I mentioned a few weeks ago that my class at school had chicken eggs that we were hatching. We were all so excited. Well, last Wednesday they hatched. So we had six cute little chicks. Then on Monday one died.
Cue the crying and upsetness. How was I supposed to know a chick dying was going to a trigger for me? It’s a chicken! I’m not even a vegetarian! But there I am, Monday afternoon looking into the brooder full of chicks and seeing the littlest one face down, legs sprawled behind him and I’m instantly a disaster.
All sorts of feelings start to come up. Stemming from the chick but connecting to my own grief as well. I wonder what I did wrong. Why did this happen? Did I do enough? How did I not prevent this situation? I feel guilty. Was it my fault? I didn’t know anything was wrong at all. He was the smallest one but it’s not like it was a huge difference. I noticed he was sleeping lots in the morning but how did it turn into dying? My thinking and feelings spun out of control. I am aware of that but I also couldn’t help it.
So there’s the emotions and then there’s the practical side of death. I now have a dead chick just lying there. I’m the only one home (we had a snow/ice day Monday – in April, I know!). I need to move it. I need to do something with it. I don’t want to though. I don’t want to touch something that was once warm and living and moving and feel it cold and lifeless. I think of Mike and seeing him in the morgue and then seeing him in the casket. I never touched his skin. I didn’t want to feel him cold. How did the funeral home people do it? How do you do this with dignity for the deceased? It’s all so uncomfortable and unwanted.

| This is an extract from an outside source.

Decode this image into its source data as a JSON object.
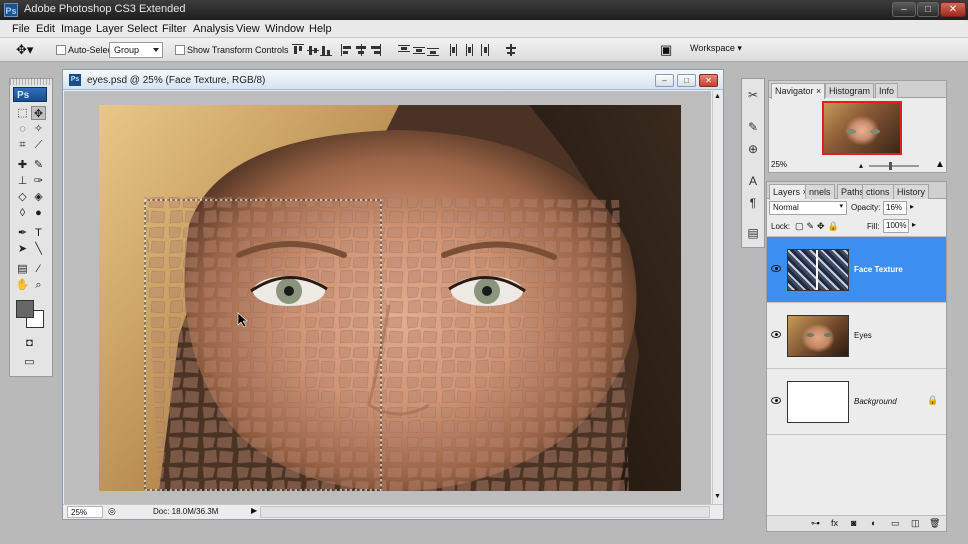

Regardless, it had to be done so I took the little chick out. The poor little thing. The last piece of this not-so-wonderful puzzle is telling the kids. I dread it. I don’t want to have a death talk with them. I don’t know if I can do it really; I don’t feel strong enough for that. I’m emotional and I cannot be like that in front of them. I really don’t know how widows with kids tell them about a parent dying. I can’t even tell kids that aren’t mine about an animal we’ve had for less than a week!
Regardless I mentally prepare and think of possible questions. I go into school the next morning with the now 5 chicks and set them back up in our classroom. I cry some more. Two teachers come in and I break down even more. I tell them about the chick dying and cry. I don’t mean to cry in front of them. I usually never do that and I’m embarrassed but I can’t help it. I tell them I know it’s silly that I’m crying over this and one says, “you’re allowed to have feelings and emotions.” I think that brings me back in. I think feeling like I shouldn’t cry over the chick and everything it brought up made me more upset.
The reality is that I am upset about the little chick. I know the kids will be too. So that’s how I discuss it with the kids. I let them bring it up that one is missing and they quickly do. We gather on the carpet and say that he died. I say that I know we weren’t expecting it to happen but sometimes it just happens. I share that I’m sad that the little chick died. We discuss how we were all taking care of them the best that we could and it is no one’s fault. We talk about how this happens with chickens and all living things at some point. We discuss how it’s okay to be sad but it’s also okay if they are not. A few kids cried a bit. One girl cried a lot. They had lots of questions about the chick dying and death and we discussed as openly and sensitively as possible for 6 to 8 year olds. Some decided to write and draw about the chick. Some decided they didn’t want to do anything special. Both were fine with me. Would I have liked to run away from that whole encounter? Previously, yes. But in the moment, it was an honest conversation and I think I handled it well.
So now we have 5 chicks. The kids are taking care of them so much. One chick named Donut (we named them quickly after the littlest one died) has had a splayed leg from the beginning. At first many of the kids were afraid of him because he walked funny. Now, he is our class favourite and when the kids have a chance to hold a chick that is the one everyone wants to hold. They all want to help him. I’d like to think that their experience has made their hearts bigger and more caring. But then I also worry about them breaking. We know that Donut might not make it. But they are trying their hardest and are showing what it means to have compassion and hope. With my own set of scientific learning objectives, developing hope and compassion was never the intention of hatching chicks. Yet, isn’t that how things go and really, would I want it any other way?
RIP Littlest Chick